Houston Public Media radio host Eric Ladau interviewed Gaspar de Alba for its website’s “Arte Público Press Authors” feature, and along with the transcript, their conversation is available to listeners on the station’s interactive site through on-demand audio streaming here.
Click here to see all Arte Público authors featured on Houston Public Media.
About the Author:
ALICIA GASPAR DE ALBA is the author of several books: Calligraphy of the Witch (Arte Público Press, 2012); Desert Blood: The Juárez Murders (Arte Público Press, 2005), winner of the Lambda Literary Award for Best Lesbian Mystery; La Llorona on the Longfellow Bridge: Poetry y Otras Movidas (Arte Público Press, 2003); the acclaimed novel Sor Juana’s Second Dream (University of New Mexico Press, 1999); Chicana Art Inside/Outside the Master’s House: Cultural Politics and the CARA Exhibition (University of Texas Press, 1998); The Mystery of Survival and Other Stories (Bilingual Review Press, 1993); and the series of poems “Beggar on the Córdoba Bridge” that appeared in Three Times a Woman: Chicana Poetry (Bilingual Review Press, 1989), which she edited. She is also the editor of Velvet Barrios: Popular Culture and Chicana/o Sexualities (Palgrave/MacMillan, 2003). Gaspar de Alba is a tenured professor of Chicana/o Studies and English at the University of California, Los Angeles.

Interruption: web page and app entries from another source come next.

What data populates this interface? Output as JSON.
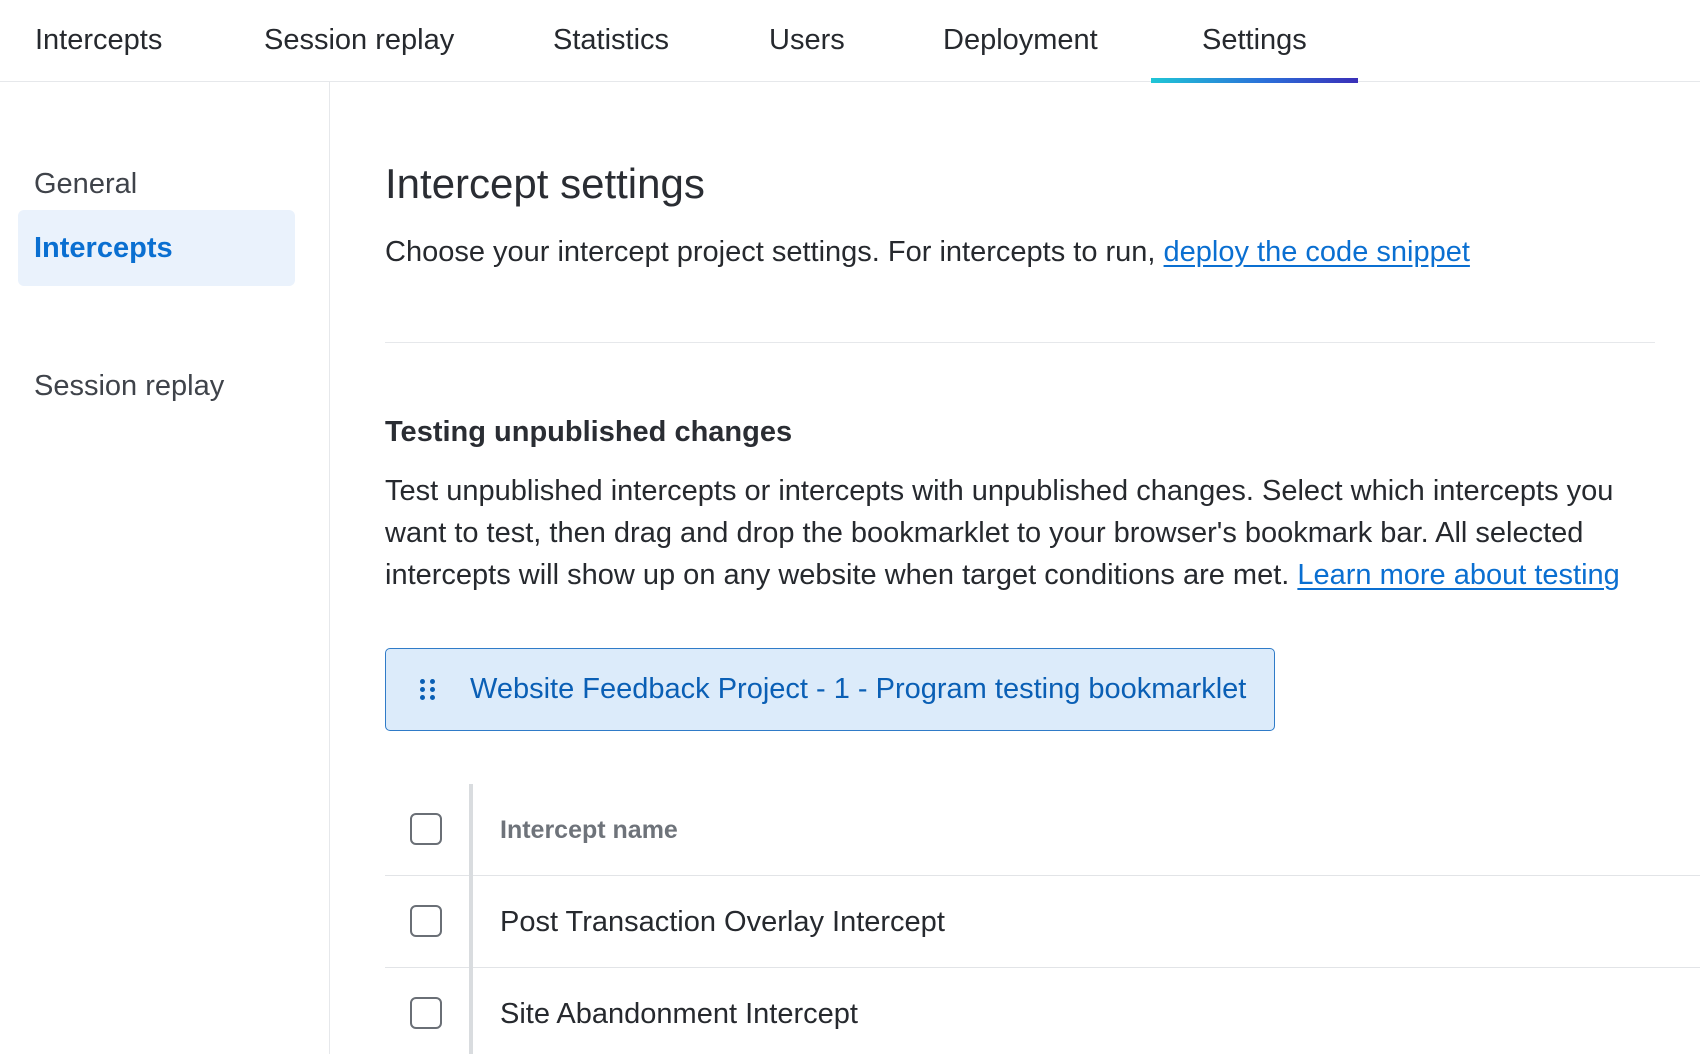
{
  "topnav": {
    "tabs": [
      {
        "label": "Intercepts"
      },
      {
        "label": "Session replay"
      },
      {
        "label": "Statistics"
      },
      {
        "label": "Users"
      },
      {
        "label": "Deployment"
      },
      {
        "label": "Settings",
        "active": true
      }
    ]
  },
  "sidebar": {
    "items": [
      {
        "label": "General"
      },
      {
        "label": "Intercepts",
        "active": true
      },
      {
        "label": "Session replay"
      }
    ]
  },
  "main": {
    "title": "Intercept settings",
    "intro_text": "Choose your intercept project settings. For intercepts to run, ",
    "intro_link": "deploy the code snippet",
    "testing": {
      "title": "Testing unpublished changes",
      "desc_line1": "Test unpublished intercepts or intercepts with unpublished changes. Select which intercepts you",
      "desc_line2": "want to test, then drag and drop the bookmarklet to your browser's bookmark bar. All selected",
      "desc_line3": "intercepts will show up on any website when target conditions are met. ",
      "learn_more_link": "Learn more about testing",
      "bookmarklet_label": "Website Feedback Project - 1 - Program testing bookmarklet",
      "bookmarklet_icon": "drag-grip-icon"
    },
    "table": {
      "header": "Intercept name",
      "rows": [
        {
          "name": "Post Transaction Overlay Intercept",
          "checked": false
        },
        {
          "name": "Site Abandonment Intercept",
          "checked": false
        }
      ]
    }
  },
  "colors": {
    "accent": "#0a6fd1",
    "active_sidebar_bg": "#eaf2fc",
    "bookmarklet_bg": "#dcebfa",
    "tab_underline_start": "#1fc6d6",
    "tab_underline_end": "#3a2fb8"
  }
}
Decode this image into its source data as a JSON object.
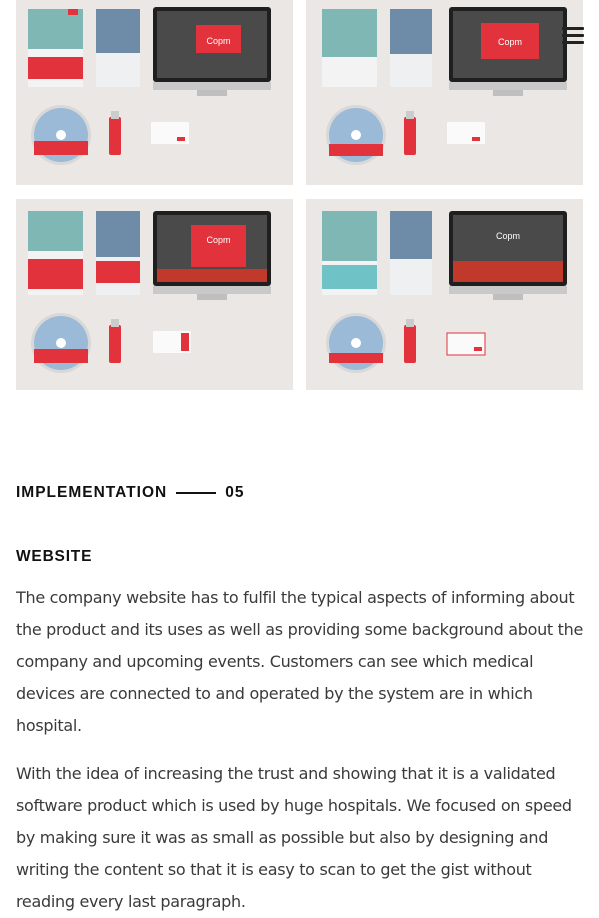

About her new book, The Curse of the Gypsy: Ten Stories and a Novella
In the first story of this absorbing collection, Margarita—sixteen and married to a soldier who has gone off to fight in the first great war—meets and falls in love with Federico García Lorca. He calls her “Margarita Petita,” and then turns her name into a poem. When he refuses to marry the widowed gypsy girl after a tryst at the river leaves her pregnant, her mother curses both Lorca and his offspring: “May they all die before they see the light of day.” And so Lorca is killed by fascists and his child dies in Margarita’s womb, where it remains—petrified—for 80 years.
Mysteries and furtive desires pervade the enthralling stories in this group of ten the author calls a “deconstructed novel.” Rich in imagery and language, they chronicle the gypsy’s life, including banishment from Andalusia by her mother, marriage to a famous Mexican bull fighter and the lives of numerous descendants who ultimately leave Mexico for El Paso, Texas. In one of the final stories, “Calaveras in the Closet,” the gypsy’s extensive family comes together for her funeral, where several long-guarded secrets will suddenly come to light.
Also included in this volume is a historical novella, Liberata Wilgefortis: The True and Tragic Story of the Bearded Female Saint, a mystical retelling of an ancient legend about the first bearded female saint of the Catholic Church, St. Wilgefortis, whose cult was removed by Vatican II in 1969. Expertly weaving poetry, historical events, myth and legend into intriguing short fiction, Alicia Gaspar de Alba confirms her place as one of the leading contemporary Latinx voices.